"Books by wire" available, 1968
"Books by wire" system available here.
So, Junior, you thought you were smart last spring by choosing "The Life of an Aardvarks" as the theme of your term paper. You had to change your topic at the last minute and settle for a "C" because you couldn't find any material on aardvarks.
Or, Mom, that film on the readjustment of the delinquent youth to his environment that you couldn't locate. You wanted to use it as a visual aid in launching the club's new juvenile-oriented program.
And, Dad, where on earth can you find those free-wheeling J. J. Donleavy novels about the dissipated state of modern man — "The Ginger Man" and "The Singular Man."?
You all tried the bookstores, every dusty volume, and library catalogues with no luck. But what you apparently failed to do was ask the librarian.
Junior, you missed that "A" for aardvarks, due, simply to lack of information. Mom, the film could've been yours for the asking, and, Dad, Donleavy, at no charge to you, is only a trip to the library away. When you've exhausted all possible sources for whatever written material you need, ask the librarian. For if the Allegany County Library doesn't have the book or information you want among its 35,000 volumes, Enoch Pratt does.
The latter library, Baltimore's free and public house of volumes, has 1,700,000 books at your disposal. You can borrow any one of them (excluding, naturally, reference materials). Films, magazine articles and pamphlets can also be acquired through the local library's teletype link with Enoch Pratt Free Public Library.
By wiring your request to Baltimore the day it receives it, the Allegany County Library can have a book or Xerox copy of a magazine article for you in no more than five days, or a film in two weeks.
If Enoch Pratt has the book, article, film or pamphlet you want, it's yours to loan for the asking. If Pratt doesn't have it, then they'll refer your request to McKeldin Library at the University of Maryland.
And, if yours is a way out request, they'll refer it to Inter-Library Loan, a nationwide organization that scours the country for the book you want.
A book request should be accompanied with author's name, and, if possible, the publisher and copyright date. In the case of magazine articles, however, you must provide the name of the magazine, title of the article, issue and pages on which it appeared. (The information for an article request can be found in the Reader's Guide to Periodical Literature on every library reference section.)
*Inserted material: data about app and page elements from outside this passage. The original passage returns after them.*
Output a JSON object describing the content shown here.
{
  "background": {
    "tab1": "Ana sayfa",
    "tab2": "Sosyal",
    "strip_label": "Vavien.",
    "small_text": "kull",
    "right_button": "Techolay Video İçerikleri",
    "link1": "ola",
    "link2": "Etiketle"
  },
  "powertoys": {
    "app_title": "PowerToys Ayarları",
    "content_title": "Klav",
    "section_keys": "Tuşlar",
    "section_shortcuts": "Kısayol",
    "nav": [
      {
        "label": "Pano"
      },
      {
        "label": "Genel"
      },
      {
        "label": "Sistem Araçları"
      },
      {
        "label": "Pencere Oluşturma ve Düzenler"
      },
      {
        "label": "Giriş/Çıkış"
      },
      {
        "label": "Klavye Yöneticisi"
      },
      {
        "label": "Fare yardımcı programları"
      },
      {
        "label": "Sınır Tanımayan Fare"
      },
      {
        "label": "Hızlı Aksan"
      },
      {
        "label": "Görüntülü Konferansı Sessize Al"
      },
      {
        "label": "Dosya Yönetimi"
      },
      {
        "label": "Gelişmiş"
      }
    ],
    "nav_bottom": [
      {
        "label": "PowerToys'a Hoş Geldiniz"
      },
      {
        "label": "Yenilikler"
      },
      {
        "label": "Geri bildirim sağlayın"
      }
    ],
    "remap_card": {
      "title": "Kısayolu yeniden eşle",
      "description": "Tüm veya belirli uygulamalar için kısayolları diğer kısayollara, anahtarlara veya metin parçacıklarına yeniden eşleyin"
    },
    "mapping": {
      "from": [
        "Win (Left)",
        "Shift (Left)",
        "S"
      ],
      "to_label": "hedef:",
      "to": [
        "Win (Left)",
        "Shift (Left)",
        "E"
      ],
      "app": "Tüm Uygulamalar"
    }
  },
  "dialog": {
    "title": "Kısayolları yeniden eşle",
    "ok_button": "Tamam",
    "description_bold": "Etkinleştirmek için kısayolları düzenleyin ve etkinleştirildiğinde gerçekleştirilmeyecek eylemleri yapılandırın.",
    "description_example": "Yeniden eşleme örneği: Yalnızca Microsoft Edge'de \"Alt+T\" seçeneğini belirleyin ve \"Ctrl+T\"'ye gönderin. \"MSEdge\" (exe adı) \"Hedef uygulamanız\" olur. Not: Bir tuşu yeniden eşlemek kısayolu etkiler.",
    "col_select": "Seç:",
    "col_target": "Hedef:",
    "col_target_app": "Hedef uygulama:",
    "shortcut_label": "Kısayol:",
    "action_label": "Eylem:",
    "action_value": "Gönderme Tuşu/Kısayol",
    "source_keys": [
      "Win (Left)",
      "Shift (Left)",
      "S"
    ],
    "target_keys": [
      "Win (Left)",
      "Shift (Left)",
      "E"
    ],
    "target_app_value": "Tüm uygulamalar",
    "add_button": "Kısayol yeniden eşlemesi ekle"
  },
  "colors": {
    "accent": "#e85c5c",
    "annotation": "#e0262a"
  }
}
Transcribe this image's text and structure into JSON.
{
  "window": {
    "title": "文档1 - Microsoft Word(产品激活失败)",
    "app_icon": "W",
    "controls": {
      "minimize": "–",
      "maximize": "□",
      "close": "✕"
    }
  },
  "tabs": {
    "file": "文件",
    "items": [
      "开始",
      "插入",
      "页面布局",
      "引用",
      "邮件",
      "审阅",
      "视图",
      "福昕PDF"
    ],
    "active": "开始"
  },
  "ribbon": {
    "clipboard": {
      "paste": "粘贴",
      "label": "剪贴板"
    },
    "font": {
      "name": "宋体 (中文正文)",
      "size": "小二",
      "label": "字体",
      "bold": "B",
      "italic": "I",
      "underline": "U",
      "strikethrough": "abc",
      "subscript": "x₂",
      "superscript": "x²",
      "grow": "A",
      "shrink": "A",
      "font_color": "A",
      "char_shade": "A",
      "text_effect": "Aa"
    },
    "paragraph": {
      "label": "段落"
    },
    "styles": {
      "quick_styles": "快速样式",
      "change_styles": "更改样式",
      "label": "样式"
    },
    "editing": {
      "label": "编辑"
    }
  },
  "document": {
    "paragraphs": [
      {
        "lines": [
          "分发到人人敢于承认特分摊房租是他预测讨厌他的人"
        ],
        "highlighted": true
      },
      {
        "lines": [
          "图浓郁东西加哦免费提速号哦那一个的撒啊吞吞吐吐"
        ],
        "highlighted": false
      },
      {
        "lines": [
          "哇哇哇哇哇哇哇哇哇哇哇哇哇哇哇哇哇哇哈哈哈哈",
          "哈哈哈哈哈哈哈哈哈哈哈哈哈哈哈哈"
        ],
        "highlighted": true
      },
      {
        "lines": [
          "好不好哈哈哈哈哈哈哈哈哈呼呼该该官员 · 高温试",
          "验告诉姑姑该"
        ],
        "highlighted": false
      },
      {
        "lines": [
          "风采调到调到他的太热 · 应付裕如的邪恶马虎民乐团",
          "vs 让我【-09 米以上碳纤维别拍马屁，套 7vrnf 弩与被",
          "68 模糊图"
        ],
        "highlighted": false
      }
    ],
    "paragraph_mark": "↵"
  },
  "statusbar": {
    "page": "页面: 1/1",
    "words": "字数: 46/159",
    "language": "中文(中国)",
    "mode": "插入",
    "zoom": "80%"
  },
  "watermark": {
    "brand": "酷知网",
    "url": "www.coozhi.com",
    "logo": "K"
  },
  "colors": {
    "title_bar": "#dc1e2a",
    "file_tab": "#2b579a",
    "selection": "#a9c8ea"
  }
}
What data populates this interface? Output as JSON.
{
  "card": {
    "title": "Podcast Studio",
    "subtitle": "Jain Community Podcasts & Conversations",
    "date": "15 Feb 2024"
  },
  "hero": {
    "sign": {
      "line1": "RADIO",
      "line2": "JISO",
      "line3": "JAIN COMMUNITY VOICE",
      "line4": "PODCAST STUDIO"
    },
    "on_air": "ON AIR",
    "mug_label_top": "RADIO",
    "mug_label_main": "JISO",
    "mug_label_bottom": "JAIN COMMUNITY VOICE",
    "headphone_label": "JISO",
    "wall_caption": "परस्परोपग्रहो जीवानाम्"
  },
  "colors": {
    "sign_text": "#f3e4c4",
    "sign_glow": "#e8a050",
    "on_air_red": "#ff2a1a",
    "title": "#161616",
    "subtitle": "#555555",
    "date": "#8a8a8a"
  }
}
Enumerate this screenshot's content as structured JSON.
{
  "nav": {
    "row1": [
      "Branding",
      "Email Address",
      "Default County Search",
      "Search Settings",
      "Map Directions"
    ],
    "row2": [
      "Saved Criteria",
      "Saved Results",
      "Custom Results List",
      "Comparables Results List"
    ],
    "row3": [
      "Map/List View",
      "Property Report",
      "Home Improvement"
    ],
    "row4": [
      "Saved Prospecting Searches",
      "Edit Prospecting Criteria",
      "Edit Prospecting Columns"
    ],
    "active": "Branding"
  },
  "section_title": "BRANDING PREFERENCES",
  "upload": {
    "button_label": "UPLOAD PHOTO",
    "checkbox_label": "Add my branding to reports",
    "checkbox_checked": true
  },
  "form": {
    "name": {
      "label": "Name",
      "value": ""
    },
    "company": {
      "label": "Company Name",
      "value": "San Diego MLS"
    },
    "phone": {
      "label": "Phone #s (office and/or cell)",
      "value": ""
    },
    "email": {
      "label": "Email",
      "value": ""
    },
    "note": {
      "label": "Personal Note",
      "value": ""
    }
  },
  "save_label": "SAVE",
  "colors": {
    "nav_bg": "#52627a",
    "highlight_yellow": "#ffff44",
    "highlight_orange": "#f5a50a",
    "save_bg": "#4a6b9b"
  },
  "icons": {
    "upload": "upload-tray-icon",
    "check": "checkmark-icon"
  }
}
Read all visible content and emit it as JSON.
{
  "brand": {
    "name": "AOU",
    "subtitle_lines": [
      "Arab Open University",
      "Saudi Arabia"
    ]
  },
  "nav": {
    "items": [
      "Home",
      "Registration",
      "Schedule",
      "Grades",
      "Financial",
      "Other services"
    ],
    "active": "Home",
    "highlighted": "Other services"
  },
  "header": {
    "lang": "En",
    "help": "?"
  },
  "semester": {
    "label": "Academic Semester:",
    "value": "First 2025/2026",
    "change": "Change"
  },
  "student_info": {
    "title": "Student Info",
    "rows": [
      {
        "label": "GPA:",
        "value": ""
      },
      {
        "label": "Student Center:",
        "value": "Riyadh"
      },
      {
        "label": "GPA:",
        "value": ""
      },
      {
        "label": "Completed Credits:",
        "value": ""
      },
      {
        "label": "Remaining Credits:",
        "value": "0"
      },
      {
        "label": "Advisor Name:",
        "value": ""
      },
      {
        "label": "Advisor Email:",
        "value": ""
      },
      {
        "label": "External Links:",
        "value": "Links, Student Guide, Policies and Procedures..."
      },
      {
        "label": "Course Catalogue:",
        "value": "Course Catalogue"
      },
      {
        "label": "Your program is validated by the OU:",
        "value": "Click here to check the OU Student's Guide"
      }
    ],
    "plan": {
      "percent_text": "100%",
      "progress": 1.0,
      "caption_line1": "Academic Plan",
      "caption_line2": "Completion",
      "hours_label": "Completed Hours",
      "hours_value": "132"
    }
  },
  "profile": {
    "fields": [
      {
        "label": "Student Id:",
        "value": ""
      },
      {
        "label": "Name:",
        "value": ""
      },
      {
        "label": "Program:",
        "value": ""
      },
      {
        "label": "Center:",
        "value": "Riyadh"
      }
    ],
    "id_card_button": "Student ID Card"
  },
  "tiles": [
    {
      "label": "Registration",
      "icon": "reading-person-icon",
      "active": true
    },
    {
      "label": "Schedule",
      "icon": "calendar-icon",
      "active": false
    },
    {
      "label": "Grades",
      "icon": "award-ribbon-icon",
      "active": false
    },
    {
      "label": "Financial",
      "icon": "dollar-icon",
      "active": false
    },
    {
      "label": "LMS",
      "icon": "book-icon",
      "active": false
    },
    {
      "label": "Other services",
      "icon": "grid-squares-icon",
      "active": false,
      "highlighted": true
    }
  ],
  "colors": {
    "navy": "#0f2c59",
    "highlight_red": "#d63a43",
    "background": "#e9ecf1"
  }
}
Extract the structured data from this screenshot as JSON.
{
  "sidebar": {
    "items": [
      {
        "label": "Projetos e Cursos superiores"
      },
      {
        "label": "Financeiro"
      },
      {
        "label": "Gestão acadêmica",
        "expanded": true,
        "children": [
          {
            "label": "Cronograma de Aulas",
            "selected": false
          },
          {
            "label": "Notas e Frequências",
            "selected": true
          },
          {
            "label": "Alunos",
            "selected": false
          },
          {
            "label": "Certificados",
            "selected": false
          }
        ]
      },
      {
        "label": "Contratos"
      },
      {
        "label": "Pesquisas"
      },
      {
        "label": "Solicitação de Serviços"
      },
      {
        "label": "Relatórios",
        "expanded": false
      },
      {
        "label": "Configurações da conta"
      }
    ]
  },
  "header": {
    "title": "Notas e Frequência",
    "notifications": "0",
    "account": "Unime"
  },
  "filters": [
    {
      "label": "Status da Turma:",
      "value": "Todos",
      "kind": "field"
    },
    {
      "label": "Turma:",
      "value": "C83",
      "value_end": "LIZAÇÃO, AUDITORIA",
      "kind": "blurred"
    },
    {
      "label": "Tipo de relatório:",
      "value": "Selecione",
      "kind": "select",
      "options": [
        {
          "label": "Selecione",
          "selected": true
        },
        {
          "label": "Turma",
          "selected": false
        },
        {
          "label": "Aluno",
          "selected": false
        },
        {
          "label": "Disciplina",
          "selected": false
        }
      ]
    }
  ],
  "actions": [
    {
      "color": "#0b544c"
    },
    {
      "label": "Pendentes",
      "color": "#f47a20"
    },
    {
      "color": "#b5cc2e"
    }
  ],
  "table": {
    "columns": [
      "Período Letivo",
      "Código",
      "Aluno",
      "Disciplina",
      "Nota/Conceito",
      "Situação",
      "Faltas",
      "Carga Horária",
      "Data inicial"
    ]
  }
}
The service is also extended to reference questions and subject requests. The former is provided mainly for research matter. (For example, you need to know, for a paper, how many works of Degas are in the Brussels Art Museum.) A subject request would have worked for Junior in the beginning of this article. By simply jotting down "Aardvarks" and his name, address and phone numbed on a slip of paper, he could have obtained any available information Enoch Pratt had on the subject.
Despite the wide range of the uses of the teletype, no juvenile books can be requested.
The wire is also used for book reviews, and "Library Only" uses: Important state and national legislation concerning libraries and meetings of the American or Maryland Libraries Associations.
Installed for fulltime operation in November 1 1965, the service has linked all the counties of Maryland and Frostburg State College with Enoch Pratt, FSC being the last to hook up.
L. Eugene Goodrich, Sunday Times
BOOKS BY WIRE Through a teletype network, the Allegany County Library and Frostburg State College can obtain any one of the 1,700,000 books at the public Enoch
Pratt Library in Baltimore. Above, Miss Lola Davis is shown operating the teletype machine that has been installed in the county library.
Public libraries, Maryland, Allegany County; Allegany county Library System (Md.), Anniversaries.
Allegany County (Md,), 1960-2010